Rolling back environmental regulations that demand cleaner fuels will not change the math: natural gas is already cheaper than coal, and solar and wind are getting there. The only way to save the industry is for the federal government to put its thumb on the scale, as Energy Secretary Rick Perry has done with his proposal to attach a value to the reliability and resilience coal-fired power plants and to pay the power producers a subsidy equal to that value.

Peabody stock posted a recent high of $29.79 last Friday. The stock closed at $28.63 on Thursday, down about 1.7% on the day for a drop of nearly 4% in the past week. The stock’s 52-week range is $22.58 to $32.50, and the consensus price target is $35.83.

Here is the email we received from the Peabody communications team:

We work with Peabody Energy on their communications program. They have brought to our attention a few points in your October 13 piece “How Texas Coal Plant Closure Affects Peabody Energy,” that we would like the opportunity to connect with you on background to see if you agree they might merit a correction.
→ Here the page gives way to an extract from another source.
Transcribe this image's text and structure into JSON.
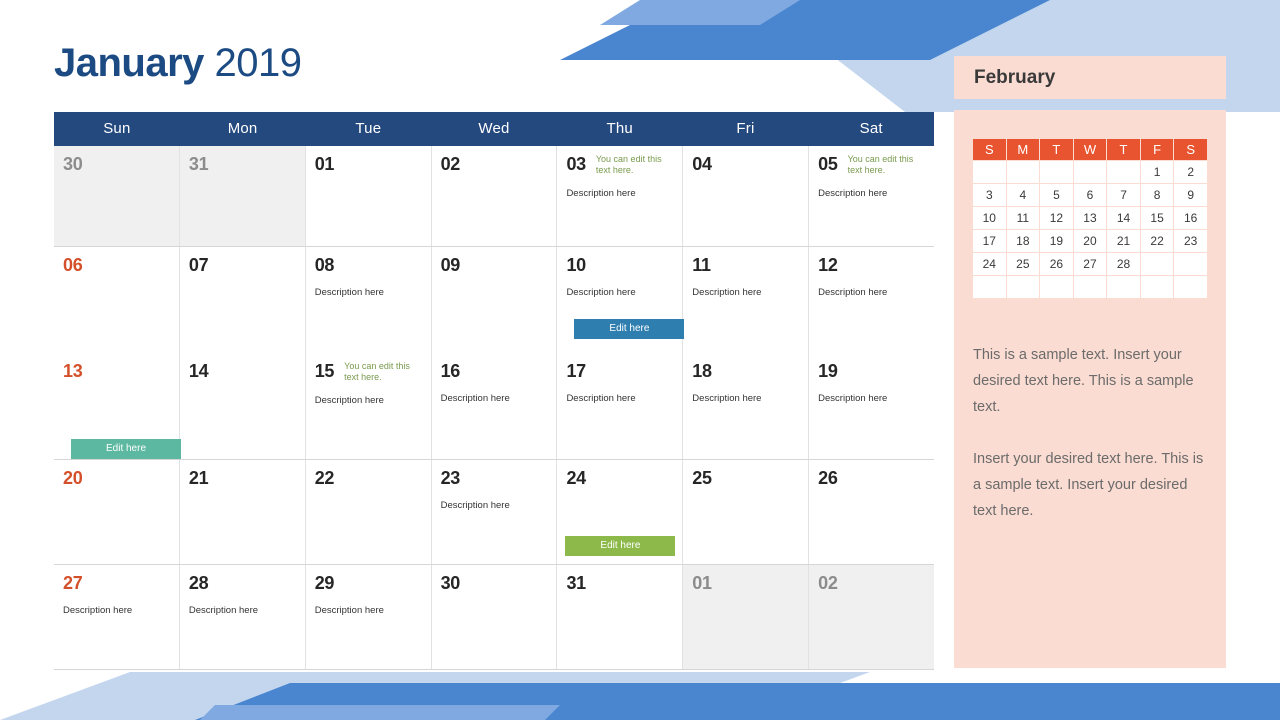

In general, we note that the article was based on a report from IEEFA, an organization with a mission of “accelerating the transition to a diverse, sustainable and profitable energy economy.”  We make this point to highlight that there is a specific bias in the original IEEFA’s article, including conclusions drawn based on incomplete or imperfect information.

Specifically as it relates to your article:

  • It is not accurate to compare costs based on a spot price for 8,400 Btu coal with an average cost across the dozens of coal types Peabody mines in the PRB. Therefore, the statement that it “already costs Peabody more to mine the Rawhide coal than it earns by selling it” is false – based on an apples to oranges comparison.  As you can see in Peabody’s earnings release, the average cost per ton across Peabody’s entire PRB platform was $9.80 through June 30 and the average price per ton was $12.77.  It’s important for you to note that Mine costs may vary by as much as $6 per ton at Peabody’s PRB locations.
  • The quoted text from the IEEFA report is inaccurate, as it does the same thing as the prior point by comparing the spot price for a specific lower quality product with the costs Peabody incurs producing dozens of coal types across all the mines in its PRB complex.
  • The statement “Peabody knows the coal’s days are numbered” is an editorial assumption, not a statement that Peabody has made.
  • The Rawhide mine production information of 11.8M tons is incorrect – the company is not sure where the figure came from, but we can point you to the Mine Safety and Health Administration (MSHA), which is considered the best source of data for mining productivity (Rawhide mine is #4800993).  You can see there that the mine produced 5.3M tons through Q2, and 7.8 million tons through Q3.
  • Similar to the prior point, the statement about needing to mine 21M tons next year including 7M to make up for the Monticello loss is false, and we don’t think it is a fair portrayal of our business to draw conclusions about any Peabody PRB mine based on information about a single customer sourced from a third party.  Peabody has scores of customers from its three PRB mines, and operates those mines as a complex — moving people, equipment and contracts to where they are best served and most needed.
  • Similarly, the statement about needing to capture 84% of the growth is false because of the same issue.